# PROBLEM DESCRIPTION
Could you return every record below exactly as it stands, leaving out the pictures?

# DATA EXTRACTS
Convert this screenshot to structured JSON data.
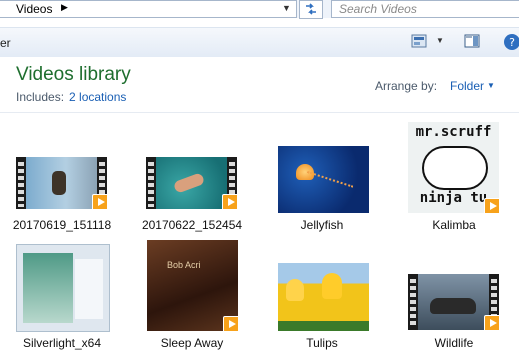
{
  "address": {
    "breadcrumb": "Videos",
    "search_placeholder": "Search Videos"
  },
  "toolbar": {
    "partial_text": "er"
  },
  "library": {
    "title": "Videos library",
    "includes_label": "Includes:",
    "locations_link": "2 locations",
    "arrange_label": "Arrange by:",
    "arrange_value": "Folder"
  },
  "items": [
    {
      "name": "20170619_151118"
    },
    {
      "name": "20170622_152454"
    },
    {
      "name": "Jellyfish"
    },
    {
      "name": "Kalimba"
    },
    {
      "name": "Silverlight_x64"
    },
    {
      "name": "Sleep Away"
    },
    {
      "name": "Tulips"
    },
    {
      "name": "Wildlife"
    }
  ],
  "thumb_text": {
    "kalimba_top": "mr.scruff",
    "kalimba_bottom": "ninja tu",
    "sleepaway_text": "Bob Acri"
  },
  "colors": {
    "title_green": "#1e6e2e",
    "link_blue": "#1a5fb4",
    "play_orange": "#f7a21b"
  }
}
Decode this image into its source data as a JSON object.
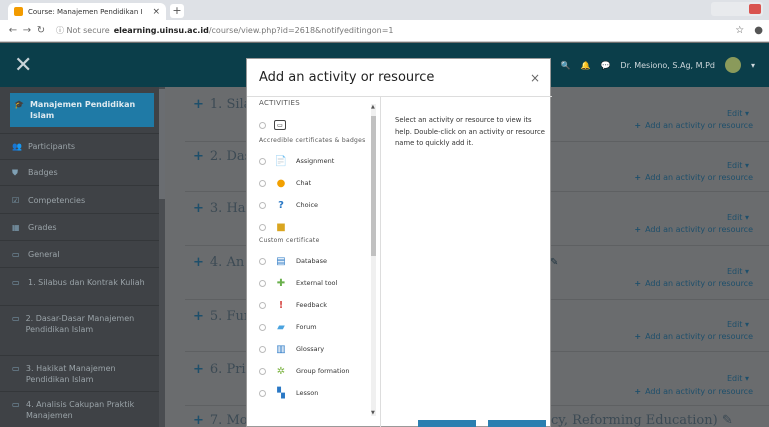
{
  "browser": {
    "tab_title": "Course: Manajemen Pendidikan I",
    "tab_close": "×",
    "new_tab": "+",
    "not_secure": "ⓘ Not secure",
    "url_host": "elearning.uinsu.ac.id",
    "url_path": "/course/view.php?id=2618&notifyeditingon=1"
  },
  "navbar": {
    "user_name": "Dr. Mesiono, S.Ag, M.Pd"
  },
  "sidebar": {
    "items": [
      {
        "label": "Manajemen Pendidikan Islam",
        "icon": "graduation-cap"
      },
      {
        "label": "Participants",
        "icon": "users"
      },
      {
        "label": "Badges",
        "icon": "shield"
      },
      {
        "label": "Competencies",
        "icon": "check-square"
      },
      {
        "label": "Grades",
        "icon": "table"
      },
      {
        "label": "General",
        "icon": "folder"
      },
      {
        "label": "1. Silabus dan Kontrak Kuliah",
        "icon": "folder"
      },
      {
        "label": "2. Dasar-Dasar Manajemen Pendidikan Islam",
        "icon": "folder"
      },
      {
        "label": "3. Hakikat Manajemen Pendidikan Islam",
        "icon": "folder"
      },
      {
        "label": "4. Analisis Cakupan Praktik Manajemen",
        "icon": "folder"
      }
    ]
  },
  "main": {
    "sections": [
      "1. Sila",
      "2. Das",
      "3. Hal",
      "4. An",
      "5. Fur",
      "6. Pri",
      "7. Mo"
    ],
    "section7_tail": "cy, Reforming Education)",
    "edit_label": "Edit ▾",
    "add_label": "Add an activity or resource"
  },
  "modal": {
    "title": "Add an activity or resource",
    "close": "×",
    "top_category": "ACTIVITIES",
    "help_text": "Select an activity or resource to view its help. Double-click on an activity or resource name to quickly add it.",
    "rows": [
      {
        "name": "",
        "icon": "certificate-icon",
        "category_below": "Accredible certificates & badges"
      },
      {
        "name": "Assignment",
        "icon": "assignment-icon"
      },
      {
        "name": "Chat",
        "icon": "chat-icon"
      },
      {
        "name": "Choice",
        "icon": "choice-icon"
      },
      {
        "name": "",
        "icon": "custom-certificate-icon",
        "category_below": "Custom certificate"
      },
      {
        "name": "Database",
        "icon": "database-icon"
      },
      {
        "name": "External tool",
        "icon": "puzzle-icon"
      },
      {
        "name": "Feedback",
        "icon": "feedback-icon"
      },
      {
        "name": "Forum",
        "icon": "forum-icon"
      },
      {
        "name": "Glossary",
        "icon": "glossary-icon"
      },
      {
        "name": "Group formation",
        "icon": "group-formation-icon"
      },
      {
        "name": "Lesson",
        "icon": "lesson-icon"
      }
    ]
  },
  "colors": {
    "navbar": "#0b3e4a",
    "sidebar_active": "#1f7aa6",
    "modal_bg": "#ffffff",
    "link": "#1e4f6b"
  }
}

# EXERCISE RESULT
Convert this screenshot to structured JSON data.
{
  "address": {
    "breadcrumb": "Videos",
    "search_placeholder": "Search Videos"
  },
  "toolbar": {
    "partial_text": "er"
  },
  "library": {
    "title": "Videos library",
    "includes_label": "Includes:",
    "locations_link": "2 locations",
    "arrange_label": "Arrange by:",
    "arrange_value": "Folder"
  },
  "items": [
    {
      "name": "20170619_151118"
    },
    {
      "name": "20170622_152454"
    },
    {
      "name": "Jellyfish"
    },
    {
      "name": "Kalimba"
    },
    {
      "name": "Silverlight_x64"
    },
    {
      "name": "Sleep Away"
    },
    {
      "name": "Tulips"
    },
    {
      "name": "Wildlife"
    }
  ],
  "thumb_text": {
    "kalimba_top": "mr.scruff",
    "kalimba_bottom": "ninja tu",
    "sleepaway_text": "Bob Acri"
  },
  "colors": {
    "title_green": "#1e6e2e",
    "link_blue": "#1a5fb4",
    "play_orange": "#f7a21b"
  }
}
Decode this image into its source data as a JSON object.
{
  "browser": {
    "tab_title": "Course: Manajemen Pendidikan I",
    "tab_close": "×",
    "new_tab": "+",
    "not_secure": "ⓘ Not secure",
    "url_host": "elearning.uinsu.ac.id",
    "url_path": "/course/view.php?id=2618&notifyeditingon=1"
  },
  "navbar": {
    "user_name": "Dr. Mesiono, S.Ag, M.Pd"
  },
  "sidebar": {
    "items": [
      {
        "label": "Manajemen Pendidikan Islam",
        "icon": "graduation-cap"
      },
      {
        "label": "Participants",
        "icon": "users"
      },
      {
        "label": "Badges",
        "icon": "shield"
      },
      {
        "label": "Competencies",
        "icon": "check-square"
      },
      {
        "label": "Grades",
        "icon": "table"
      },
      {
        "label": "General",
        "icon": "folder"
      },
      {
        "label": "1. Silabus dan Kontrak Kuliah",
        "icon": "folder"
      },
      {
        "label": "2. Dasar-Dasar Manajemen Pendidikan Islam",
        "icon": "folder"
      },
      {
        "label": "3. Hakikat Manajemen Pendidikan Islam",
        "icon": "folder"
      },
      {
        "label": "4. Analisis Cakupan Praktik Manajemen",
        "icon": "folder"
      }
    ]
  },
  "main": {
    "sections": [
      "1. Sila",
      "2. Das",
      "3. Hal",
      "4. An",
      "5. Fur",
      "6. Pri",
      "7. Mo"
    ],
    "section7_tail": "cy, Reforming Education)",
    "edit_label": "Edit ▾",
    "add_label": "Add an activity or resource"
  },
  "modal": {
    "title": "Add an activity or resource",
    "close": "×",
    "top_category": "ACTIVITIES",
    "help_text": "Select an activity or resource to view its help. Double-click on an activity or resource name to quickly add it.",
    "rows": [
      {
        "name": "",
        "icon": "certificate-icon",
        "category_below": "Accredible certificates & badges"
      },
      {
        "name": "Assignment",
        "icon": "assignment-icon"
      },
      {
        "name": "Chat",
        "icon": "chat-icon"
      },
      {
        "name": "Choice",
        "icon": "choice-icon"
      },
      {
        "name": "",
        "icon": "custom-certificate-icon",
        "category_below": "Custom certificate"
      },
      {
        "name": "Database",
        "icon": "database-icon"
      },
      {
        "name": "External tool",
        "icon": "puzzle-icon"
      },
      {
        "name": "Feedback",
        "icon": "feedback-icon"
      },
      {
        "name": "Forum",
        "icon": "forum-icon"
      },
      {
        "name": "Glossary",
        "icon": "glossary-icon"
      },
      {
        "name": "Group formation",
        "icon": "group-formation-icon"
      },
      {
        "name": "Lesson",
        "icon": "lesson-icon"
      }
    ]
  },
  "colors": {
    "navbar": "#0b3e4a",
    "sidebar_active": "#1f7aa6",
    "modal_bg": "#ffffff",
    "link": "#1e4f6b"
  }
}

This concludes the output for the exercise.